Pyroelectricity

Pyroelectricity is the property presented by certain materials that exhibit an electric polarization Pi when a temperature variation δΘ is applied uniformly:

Pi piT δΘ

where piT is the pyroelectric coefficient at constant stress. Pyroelectric crystals actually have a spontaneous polarization, but the pyroelectric effect can only be observed during a temperature change. If the polarization can be reversed by the application of an electric field, the crystal is ferroelectric.

If the crystal is also piezoelectric, the polarization due to an applied temperature variation is also partly due to the piezoelectric effect. The coefficient describing the pure pyroelectric effect is the pyroelectric coefficient at constant strain, piS. The two coefficients are related by:

piT cijkldklnαjn + piS

where the cijkl are the elastic stiffnesses, the dkln the piezoelectric coefficients and the αjn the linear thermal expansion coefficients.

The converse effect is the electrocaloric effect. If a pyroelectric crystal is submitted to an electric field, it will undergo a change of entropy Δσ:

Δσ = pi Ei

and will release or absorb a quantity of heat given by Θ V Δσ where Θ is the temperature of the specimen and its volume.

Pyroelectric point groups

The geometric crystal classes for which the piezoelectric effect is possible are determined by symmetry considerations (see Curie laws). They are the classes of which the symmetry is a subgroup of the symmetry associated with that of the electric field, A ∞M:

1, 2, 3, 4, 6, m, 2mm, 3m, 4mm, 6mm

History

The  appearance  of electrostatic charges upon changes of temperature has been observed since ancient times, in particular on tourmaline. It is Sir David Brewster (1781-1788) who coined the term 'pyroelectricity' (Brewster D., 1824, Edinburgh.

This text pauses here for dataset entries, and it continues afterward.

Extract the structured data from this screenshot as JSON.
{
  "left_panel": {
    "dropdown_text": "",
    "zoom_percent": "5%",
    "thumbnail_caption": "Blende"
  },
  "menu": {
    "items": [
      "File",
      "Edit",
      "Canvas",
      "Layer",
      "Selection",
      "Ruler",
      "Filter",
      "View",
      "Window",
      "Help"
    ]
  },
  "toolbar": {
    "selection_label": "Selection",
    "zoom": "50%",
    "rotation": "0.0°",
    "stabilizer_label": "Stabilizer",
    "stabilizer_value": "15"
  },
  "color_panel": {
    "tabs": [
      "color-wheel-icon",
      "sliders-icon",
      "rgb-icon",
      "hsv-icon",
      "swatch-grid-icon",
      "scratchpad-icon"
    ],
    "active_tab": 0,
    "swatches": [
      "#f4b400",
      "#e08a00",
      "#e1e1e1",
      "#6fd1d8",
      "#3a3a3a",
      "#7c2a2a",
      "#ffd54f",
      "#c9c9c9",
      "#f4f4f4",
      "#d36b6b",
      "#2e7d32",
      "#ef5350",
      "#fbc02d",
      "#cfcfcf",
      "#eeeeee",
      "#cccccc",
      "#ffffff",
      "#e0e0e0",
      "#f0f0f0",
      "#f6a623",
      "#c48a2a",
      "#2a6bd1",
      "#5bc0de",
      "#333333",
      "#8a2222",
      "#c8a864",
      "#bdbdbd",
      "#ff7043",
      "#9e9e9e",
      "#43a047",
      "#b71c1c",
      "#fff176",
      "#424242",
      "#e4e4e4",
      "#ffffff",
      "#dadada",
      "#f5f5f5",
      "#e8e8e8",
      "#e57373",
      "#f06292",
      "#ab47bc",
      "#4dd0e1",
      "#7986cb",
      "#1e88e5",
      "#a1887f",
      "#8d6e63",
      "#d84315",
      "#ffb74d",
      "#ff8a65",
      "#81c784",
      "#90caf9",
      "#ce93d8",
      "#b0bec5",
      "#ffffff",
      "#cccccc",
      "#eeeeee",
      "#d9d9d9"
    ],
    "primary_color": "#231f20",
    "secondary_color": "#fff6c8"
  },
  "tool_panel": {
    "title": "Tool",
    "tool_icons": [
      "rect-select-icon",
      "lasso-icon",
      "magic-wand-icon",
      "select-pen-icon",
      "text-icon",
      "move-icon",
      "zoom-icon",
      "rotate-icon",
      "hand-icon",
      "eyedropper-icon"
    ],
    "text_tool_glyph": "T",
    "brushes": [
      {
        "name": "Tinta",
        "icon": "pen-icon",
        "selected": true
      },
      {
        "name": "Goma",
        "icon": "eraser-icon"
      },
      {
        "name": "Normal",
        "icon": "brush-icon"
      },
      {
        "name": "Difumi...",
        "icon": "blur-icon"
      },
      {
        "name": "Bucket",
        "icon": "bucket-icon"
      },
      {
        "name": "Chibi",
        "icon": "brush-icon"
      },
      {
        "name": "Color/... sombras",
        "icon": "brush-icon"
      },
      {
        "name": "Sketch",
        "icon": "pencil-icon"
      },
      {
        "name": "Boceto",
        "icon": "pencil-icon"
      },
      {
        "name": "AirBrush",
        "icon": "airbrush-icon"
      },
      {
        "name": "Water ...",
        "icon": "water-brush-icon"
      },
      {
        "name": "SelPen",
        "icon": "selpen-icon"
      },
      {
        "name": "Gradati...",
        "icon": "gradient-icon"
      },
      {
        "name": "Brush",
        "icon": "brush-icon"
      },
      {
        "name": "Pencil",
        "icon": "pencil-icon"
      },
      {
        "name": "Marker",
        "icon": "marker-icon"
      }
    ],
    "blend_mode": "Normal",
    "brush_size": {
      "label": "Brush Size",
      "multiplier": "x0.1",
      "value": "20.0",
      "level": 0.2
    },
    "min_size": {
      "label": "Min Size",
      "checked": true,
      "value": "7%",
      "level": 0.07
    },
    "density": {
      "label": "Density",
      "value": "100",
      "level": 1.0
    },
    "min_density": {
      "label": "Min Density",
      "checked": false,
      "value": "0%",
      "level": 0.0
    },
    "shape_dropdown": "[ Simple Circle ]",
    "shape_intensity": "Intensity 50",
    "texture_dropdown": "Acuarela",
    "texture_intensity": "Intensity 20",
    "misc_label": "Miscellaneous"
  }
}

J. Sci.1, 208-215, Observations on the pyroelectricity of minerals, translated into German,Poggendorf Ann. Phys., 1824, 2, 297-307, Beobachtungen über die, in den Mineralien, durch Wärme erregte Electricität).

See also

  • Section 10.2 of International Tables of Crystallography, Volume A
  • Section 1.1.4 and part 3 of International Tables of Crystallography, Volume D